For instance, take a look at this GitHub repository–it contains many real-world examples of exploitable chains, including some which use reflection.

Other serialization frameworks

All examples we included in this lesson use ObjectInputStream and Serializable, i.e. the deserialization library built into Java core. But, there are many other serialization frameworks in the Java ecosystem. Some of them work with binary data, but many libraries magically transform YAML, XML, JSON, or other formats into a Java object. Are these frameworks/libraries vulnerable to similar insecure deserialization vulnerabilities? Unfortunately, for a lot of them, the answer is yes.

A critical condition for insecure deserialization is that the hacker can force the server to deserialize objects of any type. The hacker can then send payloads with objects instantiated from gadget classes. So a good rule of thumb when choosing your serialization framework is to check whether it allows the user to deserialize objects of any type or just the types you explicitly configure.

Unfortunately, many frameworks/libraries allow the deserialization of arbitrary types by default. And those that don’t still offer some configuration options to enable the deserialization of arbitrary types. Moritz Bechler provides an excellent analysis of deserialization in different Java libraries in his paper.

Insecure deserialization mitigation

1. Avoid java custom serialization

Ugh, ok, that’s helpful, thanks. Next!

2. Know your serialization framework

Some frameworks don’t allow deserializing objects of arbitrary type. These frameworks will check the type of the input object and refuse to run any code if the type is unexpected. For example, Jackson won’t allow you to deserialize objects of random types unless you explicitly turn that behavior on by either invoking the enableDefaultTyping method, or annotating properties with ​​@JsonTypeInfo and using class name as the type id.

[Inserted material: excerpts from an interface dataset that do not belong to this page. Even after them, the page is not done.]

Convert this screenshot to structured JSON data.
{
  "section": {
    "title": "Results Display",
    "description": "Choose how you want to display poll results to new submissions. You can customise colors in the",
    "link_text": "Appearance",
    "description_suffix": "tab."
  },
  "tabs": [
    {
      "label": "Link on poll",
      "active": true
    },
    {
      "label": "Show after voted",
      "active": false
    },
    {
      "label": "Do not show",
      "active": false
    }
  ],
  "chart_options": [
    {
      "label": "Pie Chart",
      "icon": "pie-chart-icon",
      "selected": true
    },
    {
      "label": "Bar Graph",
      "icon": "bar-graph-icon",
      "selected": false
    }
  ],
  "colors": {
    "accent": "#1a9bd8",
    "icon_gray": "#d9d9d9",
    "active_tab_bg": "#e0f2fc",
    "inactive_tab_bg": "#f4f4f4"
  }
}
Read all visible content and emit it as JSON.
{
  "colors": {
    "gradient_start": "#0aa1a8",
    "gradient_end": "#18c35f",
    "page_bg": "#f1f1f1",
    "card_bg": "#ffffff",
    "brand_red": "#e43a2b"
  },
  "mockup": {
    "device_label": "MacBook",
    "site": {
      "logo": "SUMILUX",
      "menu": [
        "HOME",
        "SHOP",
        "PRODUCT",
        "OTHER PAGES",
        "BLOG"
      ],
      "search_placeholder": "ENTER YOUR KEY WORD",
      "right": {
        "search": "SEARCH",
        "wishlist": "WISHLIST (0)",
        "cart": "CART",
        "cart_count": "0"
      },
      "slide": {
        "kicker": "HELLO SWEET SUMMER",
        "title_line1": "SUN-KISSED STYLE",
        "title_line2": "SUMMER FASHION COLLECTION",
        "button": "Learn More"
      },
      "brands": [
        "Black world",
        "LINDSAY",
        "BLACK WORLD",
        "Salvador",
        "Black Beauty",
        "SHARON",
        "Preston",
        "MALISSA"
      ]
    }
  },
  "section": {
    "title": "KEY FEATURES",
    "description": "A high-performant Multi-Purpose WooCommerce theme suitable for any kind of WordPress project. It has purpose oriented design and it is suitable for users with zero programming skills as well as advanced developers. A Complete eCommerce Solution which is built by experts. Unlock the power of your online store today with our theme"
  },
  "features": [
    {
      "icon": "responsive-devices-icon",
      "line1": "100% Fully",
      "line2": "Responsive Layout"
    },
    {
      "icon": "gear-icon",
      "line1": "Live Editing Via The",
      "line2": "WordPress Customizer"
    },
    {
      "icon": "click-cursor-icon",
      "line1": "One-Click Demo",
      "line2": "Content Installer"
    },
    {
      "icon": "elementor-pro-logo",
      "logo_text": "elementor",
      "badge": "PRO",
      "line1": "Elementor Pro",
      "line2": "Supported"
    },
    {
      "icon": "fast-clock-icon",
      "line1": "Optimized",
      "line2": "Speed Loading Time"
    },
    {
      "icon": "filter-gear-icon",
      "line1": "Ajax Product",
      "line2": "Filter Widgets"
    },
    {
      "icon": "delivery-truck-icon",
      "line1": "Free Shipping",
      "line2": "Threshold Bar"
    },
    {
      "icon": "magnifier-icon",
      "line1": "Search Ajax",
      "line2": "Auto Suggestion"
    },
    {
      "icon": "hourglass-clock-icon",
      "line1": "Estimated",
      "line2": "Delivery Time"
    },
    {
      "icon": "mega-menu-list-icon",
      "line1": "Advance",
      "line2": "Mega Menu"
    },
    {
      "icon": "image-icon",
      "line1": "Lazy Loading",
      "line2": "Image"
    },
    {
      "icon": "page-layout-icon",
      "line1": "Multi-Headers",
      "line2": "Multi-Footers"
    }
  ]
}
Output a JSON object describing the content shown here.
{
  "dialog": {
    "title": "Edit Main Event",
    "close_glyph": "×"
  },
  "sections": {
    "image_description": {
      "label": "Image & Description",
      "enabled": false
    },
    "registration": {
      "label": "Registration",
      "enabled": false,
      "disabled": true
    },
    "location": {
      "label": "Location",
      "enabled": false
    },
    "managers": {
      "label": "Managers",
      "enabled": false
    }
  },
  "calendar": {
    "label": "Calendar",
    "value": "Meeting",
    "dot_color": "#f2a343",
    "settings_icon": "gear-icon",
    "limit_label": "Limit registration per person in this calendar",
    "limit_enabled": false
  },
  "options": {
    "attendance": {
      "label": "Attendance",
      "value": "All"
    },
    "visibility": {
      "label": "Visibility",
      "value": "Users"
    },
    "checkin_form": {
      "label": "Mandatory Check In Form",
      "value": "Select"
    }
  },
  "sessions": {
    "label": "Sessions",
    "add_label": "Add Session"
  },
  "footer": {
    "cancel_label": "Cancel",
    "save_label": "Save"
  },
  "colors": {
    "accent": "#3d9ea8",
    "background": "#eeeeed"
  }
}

3. Restrict the types of objects you allow to deserialize.

If your serialization library allows arbitrary types and you can’t turn this behavior off, consider validating the types yourself before deserializing. For example, you can supplement Java’s built-in deserialization API with an open source library like Apache Commons IO. Consider modifying our previously broken EvilGadget example:

4. Use JDK native solutions like deserialization filters.

Furthermore, Java recently got equipped with native solutions to solve deserialization issues, for example the deserialization filters introduced in Java 9 and enhanced in Java 17. Please check out our dedicated blog post which covers these solutions in depth.

Keep learning

To learn more about Insecure Deserialization, check out some other great content:

And some content by Snyk:


Woohoo! You've learned what the risks are of insecure deserialization. You’ve also learned how to mitigate it. Feel free to rate how valuable this lesson was for you and provide feedback to make it even better! Also, make sure to check out our lessons on other common vulnerabilities.